[ACTIVITY]
Find the string "Private" in the entries and copy each line that has it.

Top of DATA

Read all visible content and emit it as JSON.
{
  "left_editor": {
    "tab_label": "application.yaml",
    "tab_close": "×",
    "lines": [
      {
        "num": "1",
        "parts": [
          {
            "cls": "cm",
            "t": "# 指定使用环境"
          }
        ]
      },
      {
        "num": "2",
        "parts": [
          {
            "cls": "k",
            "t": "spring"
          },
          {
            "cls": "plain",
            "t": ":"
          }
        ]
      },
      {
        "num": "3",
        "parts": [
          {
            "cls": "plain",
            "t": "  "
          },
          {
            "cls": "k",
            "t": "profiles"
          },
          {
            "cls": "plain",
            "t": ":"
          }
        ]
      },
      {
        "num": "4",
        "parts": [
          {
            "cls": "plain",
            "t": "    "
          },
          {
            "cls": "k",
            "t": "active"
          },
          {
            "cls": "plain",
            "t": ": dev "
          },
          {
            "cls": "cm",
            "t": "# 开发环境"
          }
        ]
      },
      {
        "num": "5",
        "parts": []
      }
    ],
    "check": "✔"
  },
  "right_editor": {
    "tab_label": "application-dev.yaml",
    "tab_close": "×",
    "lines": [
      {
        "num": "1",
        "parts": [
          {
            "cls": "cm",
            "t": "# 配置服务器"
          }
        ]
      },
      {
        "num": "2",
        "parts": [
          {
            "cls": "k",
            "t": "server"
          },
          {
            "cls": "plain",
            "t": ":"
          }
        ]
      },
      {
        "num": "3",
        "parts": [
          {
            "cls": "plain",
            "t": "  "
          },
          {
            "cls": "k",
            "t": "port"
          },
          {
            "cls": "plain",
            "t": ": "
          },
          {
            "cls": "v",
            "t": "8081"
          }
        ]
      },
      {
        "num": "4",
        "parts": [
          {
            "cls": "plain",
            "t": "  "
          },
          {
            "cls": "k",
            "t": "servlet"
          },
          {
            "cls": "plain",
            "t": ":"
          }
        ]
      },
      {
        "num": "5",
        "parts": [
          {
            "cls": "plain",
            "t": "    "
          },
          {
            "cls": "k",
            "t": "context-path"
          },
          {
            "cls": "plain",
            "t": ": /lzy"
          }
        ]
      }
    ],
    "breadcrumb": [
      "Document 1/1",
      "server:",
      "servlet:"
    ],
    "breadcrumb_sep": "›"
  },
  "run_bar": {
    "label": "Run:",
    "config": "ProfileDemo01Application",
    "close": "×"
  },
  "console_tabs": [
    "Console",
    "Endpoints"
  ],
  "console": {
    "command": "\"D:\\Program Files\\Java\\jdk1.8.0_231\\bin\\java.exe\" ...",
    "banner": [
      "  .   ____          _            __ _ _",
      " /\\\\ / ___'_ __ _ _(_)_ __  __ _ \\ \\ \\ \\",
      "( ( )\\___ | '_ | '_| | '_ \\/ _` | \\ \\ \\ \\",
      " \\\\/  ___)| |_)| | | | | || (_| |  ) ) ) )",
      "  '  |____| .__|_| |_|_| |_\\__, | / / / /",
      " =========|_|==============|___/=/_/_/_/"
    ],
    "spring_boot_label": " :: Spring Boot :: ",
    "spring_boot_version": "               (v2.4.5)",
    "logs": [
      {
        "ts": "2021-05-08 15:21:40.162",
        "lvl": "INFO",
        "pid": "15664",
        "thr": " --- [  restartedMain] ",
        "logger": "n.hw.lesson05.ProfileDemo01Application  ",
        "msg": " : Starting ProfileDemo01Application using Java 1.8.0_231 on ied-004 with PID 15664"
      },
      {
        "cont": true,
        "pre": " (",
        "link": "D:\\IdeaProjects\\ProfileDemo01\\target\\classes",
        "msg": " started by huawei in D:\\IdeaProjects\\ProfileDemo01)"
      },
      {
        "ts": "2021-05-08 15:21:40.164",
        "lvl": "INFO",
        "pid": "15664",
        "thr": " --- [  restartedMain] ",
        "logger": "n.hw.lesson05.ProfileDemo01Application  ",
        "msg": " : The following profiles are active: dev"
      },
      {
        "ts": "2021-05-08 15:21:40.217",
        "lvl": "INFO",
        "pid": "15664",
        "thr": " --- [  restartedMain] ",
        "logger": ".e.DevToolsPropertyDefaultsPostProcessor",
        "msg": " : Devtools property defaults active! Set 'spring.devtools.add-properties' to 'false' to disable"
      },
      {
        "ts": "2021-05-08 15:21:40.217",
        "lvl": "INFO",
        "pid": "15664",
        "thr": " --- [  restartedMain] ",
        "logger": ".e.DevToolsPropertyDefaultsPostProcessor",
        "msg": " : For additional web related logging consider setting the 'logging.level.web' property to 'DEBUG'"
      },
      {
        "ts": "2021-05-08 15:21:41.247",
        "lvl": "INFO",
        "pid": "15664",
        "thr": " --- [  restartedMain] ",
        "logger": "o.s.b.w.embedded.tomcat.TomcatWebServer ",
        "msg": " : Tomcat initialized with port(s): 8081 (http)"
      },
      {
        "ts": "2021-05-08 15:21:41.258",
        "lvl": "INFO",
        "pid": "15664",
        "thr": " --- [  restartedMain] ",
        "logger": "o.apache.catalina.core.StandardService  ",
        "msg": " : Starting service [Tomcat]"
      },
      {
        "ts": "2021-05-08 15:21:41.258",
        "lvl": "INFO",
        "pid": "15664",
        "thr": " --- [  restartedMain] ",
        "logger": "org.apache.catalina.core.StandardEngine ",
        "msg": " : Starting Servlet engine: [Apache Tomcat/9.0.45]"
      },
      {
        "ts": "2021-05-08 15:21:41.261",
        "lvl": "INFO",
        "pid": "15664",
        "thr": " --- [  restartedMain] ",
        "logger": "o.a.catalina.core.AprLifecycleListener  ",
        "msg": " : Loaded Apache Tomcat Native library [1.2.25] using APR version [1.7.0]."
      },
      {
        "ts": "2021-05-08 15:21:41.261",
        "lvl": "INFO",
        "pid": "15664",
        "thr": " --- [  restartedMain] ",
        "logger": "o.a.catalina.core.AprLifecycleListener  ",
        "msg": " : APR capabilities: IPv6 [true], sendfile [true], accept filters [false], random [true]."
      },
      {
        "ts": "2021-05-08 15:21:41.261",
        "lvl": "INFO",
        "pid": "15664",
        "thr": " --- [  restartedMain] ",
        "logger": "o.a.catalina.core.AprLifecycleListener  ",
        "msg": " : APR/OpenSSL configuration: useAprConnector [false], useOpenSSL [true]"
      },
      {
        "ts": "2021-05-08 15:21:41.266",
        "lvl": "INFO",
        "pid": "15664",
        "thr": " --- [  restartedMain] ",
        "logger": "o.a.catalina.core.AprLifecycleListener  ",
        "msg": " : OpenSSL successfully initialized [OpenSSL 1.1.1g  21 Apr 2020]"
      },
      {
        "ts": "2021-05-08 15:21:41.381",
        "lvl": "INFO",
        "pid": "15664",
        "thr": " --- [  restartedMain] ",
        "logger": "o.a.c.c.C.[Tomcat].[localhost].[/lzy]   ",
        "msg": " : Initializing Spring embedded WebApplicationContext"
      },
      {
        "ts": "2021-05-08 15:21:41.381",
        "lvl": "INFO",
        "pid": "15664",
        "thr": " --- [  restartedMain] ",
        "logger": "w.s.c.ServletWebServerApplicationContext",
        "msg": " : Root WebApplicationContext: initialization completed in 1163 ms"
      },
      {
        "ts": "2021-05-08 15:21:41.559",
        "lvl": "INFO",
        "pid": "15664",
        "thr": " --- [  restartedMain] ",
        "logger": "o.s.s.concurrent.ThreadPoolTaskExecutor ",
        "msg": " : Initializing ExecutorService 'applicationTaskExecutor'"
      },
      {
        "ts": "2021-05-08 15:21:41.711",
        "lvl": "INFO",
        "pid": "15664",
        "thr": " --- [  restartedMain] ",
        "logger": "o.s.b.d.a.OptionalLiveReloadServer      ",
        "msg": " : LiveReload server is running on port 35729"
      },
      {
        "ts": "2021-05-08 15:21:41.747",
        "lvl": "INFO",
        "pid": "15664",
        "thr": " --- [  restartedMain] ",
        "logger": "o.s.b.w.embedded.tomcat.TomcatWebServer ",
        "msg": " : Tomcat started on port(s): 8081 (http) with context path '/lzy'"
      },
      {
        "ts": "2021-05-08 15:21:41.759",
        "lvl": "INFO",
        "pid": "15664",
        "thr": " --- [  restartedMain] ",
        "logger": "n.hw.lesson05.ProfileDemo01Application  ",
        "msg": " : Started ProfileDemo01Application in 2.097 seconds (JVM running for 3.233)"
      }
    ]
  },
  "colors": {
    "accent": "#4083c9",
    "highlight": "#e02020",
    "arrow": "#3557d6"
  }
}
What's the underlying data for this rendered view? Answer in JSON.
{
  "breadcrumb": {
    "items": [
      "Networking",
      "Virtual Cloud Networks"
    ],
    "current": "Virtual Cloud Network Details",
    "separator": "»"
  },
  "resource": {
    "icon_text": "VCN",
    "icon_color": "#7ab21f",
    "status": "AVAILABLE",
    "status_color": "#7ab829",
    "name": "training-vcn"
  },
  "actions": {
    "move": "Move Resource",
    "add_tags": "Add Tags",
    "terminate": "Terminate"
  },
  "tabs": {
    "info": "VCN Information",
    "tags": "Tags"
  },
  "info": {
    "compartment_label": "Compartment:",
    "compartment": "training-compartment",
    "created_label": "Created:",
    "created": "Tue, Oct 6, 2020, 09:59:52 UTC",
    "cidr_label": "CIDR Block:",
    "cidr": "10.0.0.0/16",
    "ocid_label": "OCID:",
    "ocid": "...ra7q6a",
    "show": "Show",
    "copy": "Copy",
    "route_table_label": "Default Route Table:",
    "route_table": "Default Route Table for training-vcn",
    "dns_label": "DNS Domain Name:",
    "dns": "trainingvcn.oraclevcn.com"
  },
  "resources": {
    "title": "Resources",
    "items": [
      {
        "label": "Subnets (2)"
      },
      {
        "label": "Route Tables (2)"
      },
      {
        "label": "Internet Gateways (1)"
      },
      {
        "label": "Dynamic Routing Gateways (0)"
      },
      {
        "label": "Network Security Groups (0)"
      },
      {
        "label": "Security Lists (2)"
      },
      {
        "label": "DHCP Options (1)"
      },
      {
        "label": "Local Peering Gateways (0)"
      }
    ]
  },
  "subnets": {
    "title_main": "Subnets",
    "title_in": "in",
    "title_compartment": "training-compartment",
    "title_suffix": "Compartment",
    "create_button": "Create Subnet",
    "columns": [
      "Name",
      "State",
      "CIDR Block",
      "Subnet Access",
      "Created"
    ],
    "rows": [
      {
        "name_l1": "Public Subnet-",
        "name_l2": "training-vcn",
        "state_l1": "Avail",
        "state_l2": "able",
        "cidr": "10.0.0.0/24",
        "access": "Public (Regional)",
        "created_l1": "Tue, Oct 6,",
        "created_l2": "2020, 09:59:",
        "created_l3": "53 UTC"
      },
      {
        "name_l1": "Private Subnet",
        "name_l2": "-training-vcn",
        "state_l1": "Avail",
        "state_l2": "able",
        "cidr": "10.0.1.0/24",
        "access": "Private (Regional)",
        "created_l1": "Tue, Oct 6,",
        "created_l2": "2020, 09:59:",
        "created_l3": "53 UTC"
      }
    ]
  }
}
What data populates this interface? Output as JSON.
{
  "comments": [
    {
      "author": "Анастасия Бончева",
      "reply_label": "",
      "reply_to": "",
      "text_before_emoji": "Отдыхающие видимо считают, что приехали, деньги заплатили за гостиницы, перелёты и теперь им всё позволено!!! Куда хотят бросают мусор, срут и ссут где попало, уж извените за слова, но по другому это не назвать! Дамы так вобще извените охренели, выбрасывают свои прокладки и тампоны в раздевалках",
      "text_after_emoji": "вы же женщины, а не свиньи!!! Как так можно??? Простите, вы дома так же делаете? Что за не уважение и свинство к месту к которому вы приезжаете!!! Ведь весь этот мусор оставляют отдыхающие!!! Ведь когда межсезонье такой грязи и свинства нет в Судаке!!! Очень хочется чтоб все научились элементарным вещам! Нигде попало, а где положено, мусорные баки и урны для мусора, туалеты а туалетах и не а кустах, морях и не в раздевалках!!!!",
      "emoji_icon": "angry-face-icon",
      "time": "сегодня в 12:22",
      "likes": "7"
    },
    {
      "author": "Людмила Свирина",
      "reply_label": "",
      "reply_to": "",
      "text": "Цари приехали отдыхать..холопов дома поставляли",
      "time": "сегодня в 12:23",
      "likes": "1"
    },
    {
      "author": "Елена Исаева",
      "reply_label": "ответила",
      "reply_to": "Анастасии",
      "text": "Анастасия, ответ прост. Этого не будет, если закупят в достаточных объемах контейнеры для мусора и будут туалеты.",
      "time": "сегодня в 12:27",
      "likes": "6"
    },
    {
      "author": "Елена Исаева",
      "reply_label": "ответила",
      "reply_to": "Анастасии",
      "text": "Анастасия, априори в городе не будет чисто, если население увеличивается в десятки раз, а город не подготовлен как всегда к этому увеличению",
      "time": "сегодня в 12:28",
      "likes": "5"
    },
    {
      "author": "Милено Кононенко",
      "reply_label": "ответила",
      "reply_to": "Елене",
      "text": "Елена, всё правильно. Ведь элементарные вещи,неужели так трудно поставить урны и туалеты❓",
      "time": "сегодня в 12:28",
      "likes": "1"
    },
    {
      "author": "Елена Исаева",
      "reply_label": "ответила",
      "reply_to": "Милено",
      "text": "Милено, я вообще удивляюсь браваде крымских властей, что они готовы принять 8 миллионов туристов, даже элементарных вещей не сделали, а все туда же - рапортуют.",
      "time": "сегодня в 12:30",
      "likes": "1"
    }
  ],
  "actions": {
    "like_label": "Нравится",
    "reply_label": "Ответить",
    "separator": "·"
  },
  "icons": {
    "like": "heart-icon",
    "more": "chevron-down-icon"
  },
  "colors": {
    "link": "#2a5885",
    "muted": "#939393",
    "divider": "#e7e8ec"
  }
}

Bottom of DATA

[RESPONSE]
        "name_l1": "Private Subnet",
        "access": "Private (Regional)",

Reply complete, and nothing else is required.